Question #53781. Asked by gmackematix. (Jan 07 05 2:43 AM)

Buck540

I would think that the flow of a river would depend on the weather - during a storm they all would be moving pretty quick, but during a drought they would move quite slooooow.

 Jan 07 05, 7:19 AM
peasypod

I know the Atrato is pretty darn fast...

...and probably not THE slowest but I recall the Everglades once being referred to as 'The River of Glass' because it just didn't move.

 Jan 07 05, 7:42 AM
gmackematix

The speed at any moment will depend upon the weather Buck. For example, in the past the Niagara river has frozen solid, while most of the time it is moving at some speed down the falls. But rivers must have an average flow rate so the question still remains.
Don't potamologists measure these things? There must be a site that answers this.

 Jan 07 05, 1:47 PM
potterguy

I don't know who measures it, but when I studied geomorphology back in the Dark Ages, we used to measure relative energy of a river, but you'd have to track flow, elevation change, relative volumes, etc over the entire course of the river.

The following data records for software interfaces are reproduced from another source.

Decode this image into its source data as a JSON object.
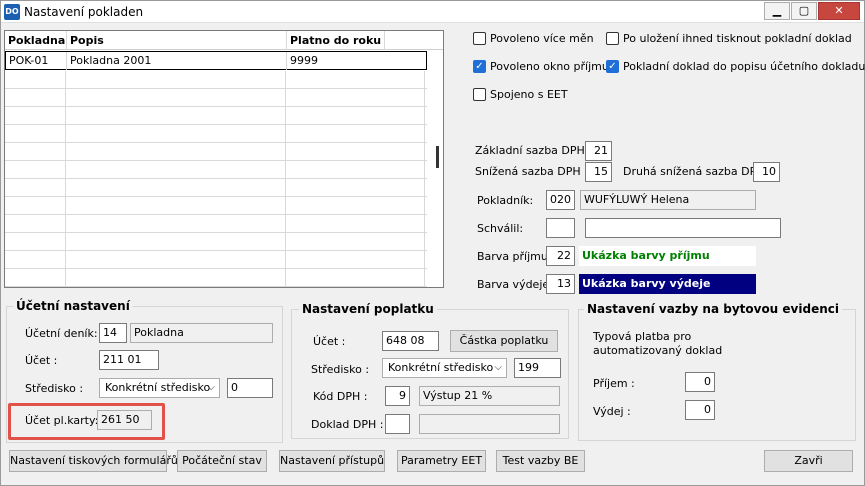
{
  "window": {
    "title": "Nastavení pokladen",
    "app_icon_text": "DO",
    "minimize": "▁",
    "maximize": "▢",
    "close": "✕"
  },
  "grid": {
    "columns": [
      "Pokladna",
      "Popis",
      "Platno do roku"
    ],
    "rows": [
      [
        "POK-01",
        "Pokladna 2001",
        "9999"
      ]
    ]
  },
  "options": {
    "povoleno_vice_men": {
      "label": "Povoleno více měn",
      "checked": false
    },
    "po_ulozeni_tisk": {
      "label": "Po uložení ihned tisknout pokladní doklad",
      "checked": false
    },
    "povoleno_okno_prijmu": {
      "label": "Povoleno okno příjmu",
      "checked": true
    },
    "doklad_do_popisu": {
      "label": "Pokladní doklad do popisu účetního dokladu",
      "checked": true
    },
    "spojeno_s_eet": {
      "label": "Spojeno s EET",
      "checked": false
    }
  },
  "dph": {
    "zakladni_label": "Základní sazba DPH",
    "zakladni_value": "21",
    "snizena_label": "Snížená sazba DPH",
    "snizena_value": "15",
    "druha_label": "Druhá snížená sazba DPH",
    "druha_value": "10"
  },
  "osoby": {
    "pokladnik_label": "Pokladník:",
    "pokladnik_code": "020",
    "pokladnik_name": "WUFÝLUWÝ Helena",
    "schvalil_label": "Schválil:",
    "schvalil_code": "",
    "schvalil_name": ""
  },
  "barvy": {
    "prijem_label": "Barva příjmu:",
    "prijem_value": "22",
    "prijem_sample": "Ukázka barvy příjmu",
    "prijem_color": "#008000",
    "vydej_label": "Barva výdeje:",
    "vydej_value": "13",
    "vydej_sample": "Ukázka barvy výdeje",
    "vydej_color": "#000080"
  },
  "ucetni": {
    "title": "Účetní nastavení",
    "denik_label": "Účetní deník:",
    "denik_code": "14",
    "denik_name": "Pokladna",
    "ucet_label": "Účet :",
    "ucet_value": "211 01",
    "stredisko_label": "Středisko :",
    "stredisko_select": "Konkrétní středisko",
    "stredisko_value": "0",
    "ucet_karty_label": "Účet pl.karty:",
    "ucet_karty_value": "261 50"
  },
  "poplatek": {
    "title": "Nastavení poplatku",
    "ucet_label": "Účet :",
    "ucet_value": "648 08",
    "castka_button": "Částka poplatku",
    "stredisko_label": "Středisko :",
    "stredisko_select": "Konkrétní středisko",
    "stredisko_value": "199",
    "kod_dph_label": "Kód DPH :",
    "kod_dph_value": "9",
    "kod_dph_desc": "Výstup 21 %",
    "doklad_dph_label": "Doklad DPH :",
    "doklad_dph_value": "",
    "doklad_dph_desc": ""
  },
  "vazba": {
    "title": "Nastavení vazby na bytovou evidenci",
    "typova_label": "Typová platba pro automatizovaný doklad",
    "prijem_label": "Příjem :",
    "prijem_value": "0",
    "vydej_label": "Výdej :",
    "vydej_value": "0"
  },
  "buttons": {
    "tiskove": "Nastavení tiskových formulářů",
    "pocatecni": "Počáteční stav",
    "pristupu": "Nastavení přístupů",
    "eet": "Parametry EET",
    "test": "Test vazby BE",
    "zavri": "Zavři"
  }
}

It has probably been done, but darned if I know where the info is. Rational guesstimating would lead one to conclude that the fastest river would be a relatively short one located somewhere in the mountains.

gmack, you might try to look under geomorphology if you're really looking for the answer. I no longer have my old texts, but there were some pretty complicated mathematical formulae for figuring out the relative energy of a stream. Of course, as mentioned earlier, it would vary depending upon time of year, sites measured, etc. For simply measuring velocity of flow, I would imagine that one would come up with site-specific measurements, as in, "the fastest recorded flow was on such and such a date at such and such a place", etc.

 Jan 07 05, 9:19 PM
gmackematix

Claims on the net re: the fastest river:
I think Peasy gets a yay as the Atrato in south America is claimed by more than one site to be the world's fastest and empties 4900 cubic metres of water per second.
The Amazon and Terek rivers (the later is in the Caucasus) also have claims for them on other sites. A site about the Sutlej river in India says it is the second fastest in the world.
The fastest river in the USA, according to many sites, is the Merced River in Yosemite National Park in California.
The fastest in the UK is the Spey River in Scotland (flow rate reaches 16 m/s).

Many sites agree that the Everglades are flowing slightly from north to south so the swamp can be called the "slowest river in the world". Mind you, I suppose the answer to that one depends on whether we count glacial rivers such as the following:
http://209.157.64.200/focus/f-news/985902/posts

 Jan 08 05, 10:35 AM